• Much as I hate to be the bearer of really sh*tty news ... the rest of Hinsch's neon seems to have come down, "for repairs."  Don't hold your breath.  Thanks to Debra Jane Seltzer for the link.

Speculation on the future of the Watchtower sign in Brooklyn Heights.  

• Not all news is bad news: via Rolando Pujol, Riverside Liquors is up and running again, along with its great old sign, on the Upper West Side.  Welcome back guys!

(Rolando Pujol's instagram)

• Check out this really great write-up on New York Neon over at The Bowery Boys blog!

• A great shot of The Hub in the Bronx, c. 1940, in all its neon glory, via Shorpy.

• Also via Shorpy, feast your eyes on Jamaica, Queens, here absolutely dripping in neon storefront signs in 1944.

• And yet another one from Shorpy – a wonderland of suburban neon out in Smithtown, Long Island, 1954.

• By way of Rob Yasinsac, another upstate loss, at the Peekskill Inn overlooking the Hudson in Peekskill.

The Inn on the Hudson, nee the Peekskill Inn. (T. Rinaldi, above, Rob Yasinsac, below).       

• From Tom over at Krypton Neon: a very promising trailer for a very promising new doc called "Signpainter," based on the recently-released book by the same name.

• Not neon, but of the same ilk: Jeremiah's Vanishing New York reports that the now-shuttered Elk Hotel's "Entrance on 42nd Street" signage, a relic of seedy Times Square hiding in plain sight at 43rd and 9th, is now hiding somewhere else.

(T. Rinaldi)
• Way out of the tristate, but neon news nonetheless – some spectacular Pontiac dealer signage "gone the way of the Pontiac" in Orlando, Florida. 

• A great roundup of old Boston signage (neon and otherwise) at this tumblr page.
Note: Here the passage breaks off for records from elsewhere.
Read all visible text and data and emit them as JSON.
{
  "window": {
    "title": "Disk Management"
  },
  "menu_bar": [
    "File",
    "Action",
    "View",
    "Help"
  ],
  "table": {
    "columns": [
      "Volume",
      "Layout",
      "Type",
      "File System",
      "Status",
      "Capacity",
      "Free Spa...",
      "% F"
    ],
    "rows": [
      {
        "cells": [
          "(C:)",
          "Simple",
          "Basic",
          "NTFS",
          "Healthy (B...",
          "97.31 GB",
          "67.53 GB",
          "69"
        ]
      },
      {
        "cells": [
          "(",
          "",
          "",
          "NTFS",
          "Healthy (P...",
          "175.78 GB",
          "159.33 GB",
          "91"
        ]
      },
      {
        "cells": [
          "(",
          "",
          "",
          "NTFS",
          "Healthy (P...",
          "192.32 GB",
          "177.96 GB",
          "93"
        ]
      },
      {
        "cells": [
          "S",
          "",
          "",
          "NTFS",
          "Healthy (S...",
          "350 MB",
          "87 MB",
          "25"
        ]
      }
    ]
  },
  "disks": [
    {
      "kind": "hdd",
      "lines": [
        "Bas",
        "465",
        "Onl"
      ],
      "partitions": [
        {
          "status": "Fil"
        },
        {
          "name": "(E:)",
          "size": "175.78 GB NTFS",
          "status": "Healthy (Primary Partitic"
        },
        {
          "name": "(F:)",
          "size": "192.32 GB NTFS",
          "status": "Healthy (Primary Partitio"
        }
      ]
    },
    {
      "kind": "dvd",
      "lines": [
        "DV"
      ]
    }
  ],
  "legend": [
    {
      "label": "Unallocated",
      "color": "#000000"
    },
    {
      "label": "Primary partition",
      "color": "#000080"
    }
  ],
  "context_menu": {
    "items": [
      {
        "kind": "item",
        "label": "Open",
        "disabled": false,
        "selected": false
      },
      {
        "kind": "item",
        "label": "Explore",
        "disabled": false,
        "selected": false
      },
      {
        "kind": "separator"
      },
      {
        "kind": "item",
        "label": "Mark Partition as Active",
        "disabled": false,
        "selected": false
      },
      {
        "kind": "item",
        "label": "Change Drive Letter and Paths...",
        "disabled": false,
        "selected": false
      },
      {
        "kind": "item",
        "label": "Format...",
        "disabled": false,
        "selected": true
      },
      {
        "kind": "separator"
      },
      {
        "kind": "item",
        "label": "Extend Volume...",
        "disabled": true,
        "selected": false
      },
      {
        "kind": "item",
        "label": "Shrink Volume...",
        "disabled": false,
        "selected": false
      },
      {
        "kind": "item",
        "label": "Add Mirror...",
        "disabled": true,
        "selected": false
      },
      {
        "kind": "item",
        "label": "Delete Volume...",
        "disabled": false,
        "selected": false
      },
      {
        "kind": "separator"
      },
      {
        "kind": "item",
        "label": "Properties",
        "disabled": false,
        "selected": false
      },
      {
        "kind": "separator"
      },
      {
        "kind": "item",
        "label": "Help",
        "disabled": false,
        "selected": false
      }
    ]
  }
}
 And finally, a last bit of unhappy news: RIP to Big Nick's on the upper west side, which had one of my favorite neon window signs in town.  

(T. Rinaldi)